KeywordsAfrican Continental Ancestry Group, Blood Glucose, Case-Control Studies, Cohort Studies, Diabetes Mellitus, Type 2, European Continental Ancestry Group, Female, Humans, Incidence, Inflammation, Male, Middle Aged, Reference Values, Risk Factors, Smoking, United States
Abstract

To examine the association of low-grade systemic inflammation with diabetes, as well as its heterogeneity across subgroups, we designed a case-cohort study representing the approximately 9-year experience of 10,275 Atherosclerosis Risk in Communities Study participants. Analytes were measured on stored plasma of 581 incident cases of diabetes and 572 noncases. Statistically significant hazard ratios of developing diabetes for those in the fourth (versus first) quartile of inflammation markers, adjusted for age, sex, ethnicity, study center, parental history of diabetes, and hypertension, ranged from 1.9 to 2.8 for sialic acid, orosomucoid, interleukin-6, and C-reactive protein. After additional adjustment for BMI, waist-to-hip ratio, and fasting glucose and insulin, only the interleukin-6 association remained statistically significant (HR = 1.6, 1.01-2.7). Exclusion of GAD antibody-positive individuals changed associations minimally. An overall inflammation score based on these four markers plus white cell count and fibrinogen predicted diabetes in whites but not African Americans (interaction P = 0.005) and in nonsmokers but not smokers (interaction P = 0.13). The fully adjusted hazard ratio comparing white nonsmokers with score extremes was 3.7 (P for linear trend = 0.008). In conclusion, a low-grade inflammation predicts incident type 2 diabetes. The association is absent in smokers and African-Americans.

DOI10.2337/diabetes.52.7.1799
Alternate JournalDiabetes
PubMed ID12829649

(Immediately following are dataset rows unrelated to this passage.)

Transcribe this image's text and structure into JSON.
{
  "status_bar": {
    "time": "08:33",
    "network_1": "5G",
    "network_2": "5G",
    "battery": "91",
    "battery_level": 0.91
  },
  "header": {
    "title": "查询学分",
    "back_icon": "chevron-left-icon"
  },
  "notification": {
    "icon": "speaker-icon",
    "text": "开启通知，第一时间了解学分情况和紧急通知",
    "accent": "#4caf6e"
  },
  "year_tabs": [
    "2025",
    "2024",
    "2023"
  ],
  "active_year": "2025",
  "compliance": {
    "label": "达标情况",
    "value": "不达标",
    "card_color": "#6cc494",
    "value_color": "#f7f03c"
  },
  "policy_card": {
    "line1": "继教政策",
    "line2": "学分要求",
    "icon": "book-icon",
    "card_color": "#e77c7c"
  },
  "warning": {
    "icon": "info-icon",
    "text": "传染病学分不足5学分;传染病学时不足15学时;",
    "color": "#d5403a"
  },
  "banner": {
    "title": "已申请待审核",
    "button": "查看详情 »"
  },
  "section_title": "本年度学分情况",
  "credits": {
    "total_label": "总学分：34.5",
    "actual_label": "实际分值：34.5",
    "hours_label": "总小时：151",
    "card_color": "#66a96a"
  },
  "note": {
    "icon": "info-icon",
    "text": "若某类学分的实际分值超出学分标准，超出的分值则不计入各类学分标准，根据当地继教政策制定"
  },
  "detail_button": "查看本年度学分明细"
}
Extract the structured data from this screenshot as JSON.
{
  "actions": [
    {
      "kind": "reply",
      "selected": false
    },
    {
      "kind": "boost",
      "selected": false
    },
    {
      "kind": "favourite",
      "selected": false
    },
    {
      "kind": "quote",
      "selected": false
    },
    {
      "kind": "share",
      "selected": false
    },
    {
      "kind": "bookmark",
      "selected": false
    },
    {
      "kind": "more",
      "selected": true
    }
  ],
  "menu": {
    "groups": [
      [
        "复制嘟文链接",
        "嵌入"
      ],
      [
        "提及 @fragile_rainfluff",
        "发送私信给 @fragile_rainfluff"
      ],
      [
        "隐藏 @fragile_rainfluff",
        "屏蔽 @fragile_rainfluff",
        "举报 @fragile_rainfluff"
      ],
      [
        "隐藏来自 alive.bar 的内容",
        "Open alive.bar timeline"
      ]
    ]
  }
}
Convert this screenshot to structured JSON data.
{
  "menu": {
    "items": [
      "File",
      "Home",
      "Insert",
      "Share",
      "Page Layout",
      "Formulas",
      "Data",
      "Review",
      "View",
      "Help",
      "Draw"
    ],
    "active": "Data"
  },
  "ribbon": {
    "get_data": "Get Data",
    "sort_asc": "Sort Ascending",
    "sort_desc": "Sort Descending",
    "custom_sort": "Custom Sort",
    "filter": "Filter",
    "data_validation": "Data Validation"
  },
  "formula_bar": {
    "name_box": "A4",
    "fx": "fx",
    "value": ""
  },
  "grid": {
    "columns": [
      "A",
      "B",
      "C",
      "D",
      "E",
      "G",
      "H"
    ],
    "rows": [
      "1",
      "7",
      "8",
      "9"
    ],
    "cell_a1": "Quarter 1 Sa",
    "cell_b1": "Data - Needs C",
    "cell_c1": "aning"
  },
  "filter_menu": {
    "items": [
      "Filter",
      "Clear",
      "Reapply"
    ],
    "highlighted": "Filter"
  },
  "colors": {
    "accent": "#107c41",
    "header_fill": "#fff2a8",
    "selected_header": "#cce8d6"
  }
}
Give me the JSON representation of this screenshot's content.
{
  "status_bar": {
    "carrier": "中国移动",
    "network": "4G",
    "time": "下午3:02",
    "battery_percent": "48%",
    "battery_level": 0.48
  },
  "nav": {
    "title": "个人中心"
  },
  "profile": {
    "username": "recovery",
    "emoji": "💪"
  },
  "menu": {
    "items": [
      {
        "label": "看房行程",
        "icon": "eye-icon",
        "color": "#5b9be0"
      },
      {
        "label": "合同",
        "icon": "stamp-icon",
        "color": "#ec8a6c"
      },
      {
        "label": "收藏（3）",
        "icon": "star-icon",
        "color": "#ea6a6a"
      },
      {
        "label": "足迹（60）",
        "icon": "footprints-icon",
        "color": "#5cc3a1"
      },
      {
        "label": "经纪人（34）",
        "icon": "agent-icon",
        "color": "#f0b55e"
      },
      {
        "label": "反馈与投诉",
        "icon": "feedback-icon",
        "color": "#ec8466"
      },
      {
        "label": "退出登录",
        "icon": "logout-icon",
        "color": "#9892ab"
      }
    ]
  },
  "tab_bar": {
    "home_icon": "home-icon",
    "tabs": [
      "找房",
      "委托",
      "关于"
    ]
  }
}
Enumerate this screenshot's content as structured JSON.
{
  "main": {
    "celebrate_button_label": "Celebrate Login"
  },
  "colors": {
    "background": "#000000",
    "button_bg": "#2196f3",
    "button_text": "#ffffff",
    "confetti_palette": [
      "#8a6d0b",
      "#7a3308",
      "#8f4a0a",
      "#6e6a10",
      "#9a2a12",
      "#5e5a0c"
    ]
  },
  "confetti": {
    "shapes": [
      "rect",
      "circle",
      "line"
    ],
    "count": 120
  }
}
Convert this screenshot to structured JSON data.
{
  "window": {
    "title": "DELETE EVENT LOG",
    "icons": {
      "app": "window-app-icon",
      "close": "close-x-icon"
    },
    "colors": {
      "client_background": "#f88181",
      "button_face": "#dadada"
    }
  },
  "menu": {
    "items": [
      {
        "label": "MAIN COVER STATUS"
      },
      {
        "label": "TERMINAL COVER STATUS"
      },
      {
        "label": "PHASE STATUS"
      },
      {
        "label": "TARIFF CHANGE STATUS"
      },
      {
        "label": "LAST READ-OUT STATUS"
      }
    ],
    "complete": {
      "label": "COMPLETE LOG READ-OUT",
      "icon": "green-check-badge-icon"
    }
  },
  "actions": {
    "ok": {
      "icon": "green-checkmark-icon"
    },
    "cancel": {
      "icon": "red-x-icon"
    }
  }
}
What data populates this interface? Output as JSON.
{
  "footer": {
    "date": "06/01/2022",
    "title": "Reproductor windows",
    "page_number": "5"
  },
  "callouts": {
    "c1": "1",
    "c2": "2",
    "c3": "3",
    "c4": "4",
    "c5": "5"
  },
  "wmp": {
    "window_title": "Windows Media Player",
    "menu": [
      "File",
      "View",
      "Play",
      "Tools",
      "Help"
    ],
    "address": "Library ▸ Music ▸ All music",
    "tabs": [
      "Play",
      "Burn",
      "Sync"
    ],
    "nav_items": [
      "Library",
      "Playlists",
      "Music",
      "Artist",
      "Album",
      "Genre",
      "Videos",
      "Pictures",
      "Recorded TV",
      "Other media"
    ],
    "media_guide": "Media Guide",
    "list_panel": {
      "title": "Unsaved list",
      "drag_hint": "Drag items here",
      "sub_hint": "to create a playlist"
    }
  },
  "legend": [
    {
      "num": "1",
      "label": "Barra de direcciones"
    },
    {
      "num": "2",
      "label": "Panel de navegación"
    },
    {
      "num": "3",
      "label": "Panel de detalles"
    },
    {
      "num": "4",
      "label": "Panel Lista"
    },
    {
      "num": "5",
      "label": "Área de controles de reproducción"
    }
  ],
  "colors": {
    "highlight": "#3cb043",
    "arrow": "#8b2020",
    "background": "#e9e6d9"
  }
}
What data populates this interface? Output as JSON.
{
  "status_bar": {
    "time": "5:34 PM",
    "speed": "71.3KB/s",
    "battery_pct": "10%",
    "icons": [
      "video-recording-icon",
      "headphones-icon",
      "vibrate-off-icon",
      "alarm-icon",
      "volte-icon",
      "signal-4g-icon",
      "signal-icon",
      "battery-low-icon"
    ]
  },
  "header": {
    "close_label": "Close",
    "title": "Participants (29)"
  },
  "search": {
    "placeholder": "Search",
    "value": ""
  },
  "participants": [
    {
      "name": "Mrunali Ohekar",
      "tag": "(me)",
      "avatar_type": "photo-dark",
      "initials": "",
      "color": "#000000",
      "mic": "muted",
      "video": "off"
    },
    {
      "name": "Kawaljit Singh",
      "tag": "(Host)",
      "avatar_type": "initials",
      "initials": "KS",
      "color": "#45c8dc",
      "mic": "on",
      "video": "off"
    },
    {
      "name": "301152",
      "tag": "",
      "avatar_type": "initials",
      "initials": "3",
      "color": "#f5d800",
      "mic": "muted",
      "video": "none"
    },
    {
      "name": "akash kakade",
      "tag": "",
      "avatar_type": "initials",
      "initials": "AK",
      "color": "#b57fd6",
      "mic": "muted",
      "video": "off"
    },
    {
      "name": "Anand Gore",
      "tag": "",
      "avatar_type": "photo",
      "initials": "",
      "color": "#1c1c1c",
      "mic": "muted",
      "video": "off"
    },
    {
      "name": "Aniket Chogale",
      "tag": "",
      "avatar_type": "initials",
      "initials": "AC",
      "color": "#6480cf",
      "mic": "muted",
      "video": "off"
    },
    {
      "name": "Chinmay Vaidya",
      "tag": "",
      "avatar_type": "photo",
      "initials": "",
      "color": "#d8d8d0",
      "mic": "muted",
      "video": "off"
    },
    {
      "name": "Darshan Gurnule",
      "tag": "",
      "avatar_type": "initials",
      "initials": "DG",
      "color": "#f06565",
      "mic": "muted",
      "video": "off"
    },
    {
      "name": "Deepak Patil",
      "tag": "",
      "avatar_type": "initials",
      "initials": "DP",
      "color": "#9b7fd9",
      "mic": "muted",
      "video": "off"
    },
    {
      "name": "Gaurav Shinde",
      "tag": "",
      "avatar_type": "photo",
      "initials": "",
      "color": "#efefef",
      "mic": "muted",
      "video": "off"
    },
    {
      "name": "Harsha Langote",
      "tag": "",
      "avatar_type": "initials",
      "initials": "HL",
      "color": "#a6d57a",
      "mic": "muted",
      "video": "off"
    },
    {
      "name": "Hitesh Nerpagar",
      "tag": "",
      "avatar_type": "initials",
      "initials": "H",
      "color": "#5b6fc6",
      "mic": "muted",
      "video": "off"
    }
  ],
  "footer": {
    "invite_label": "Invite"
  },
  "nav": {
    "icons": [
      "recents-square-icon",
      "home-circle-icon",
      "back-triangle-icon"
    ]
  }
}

Grant List5R01-DK56918-03 / DK / NIDDK NIH HHS / United States
N01-HC-55015 / HC / NHLBI NIH HHS / United States
N01-HC-55016 / HC / NHLBI NIH HHS / United States
N01-HC-55018 / HC / NHLBI NIH HHS / United States
N01-HC-55019 / HC / NHLBI NIH HHS / United States
N01-HC-55020 / HC / NHLBI NIH HHS / United States
N01-HC-55021 / HC / NHLBI NIH HHS / United States
N01-HC-55022 / HC / NHLBI NIH HHS / United States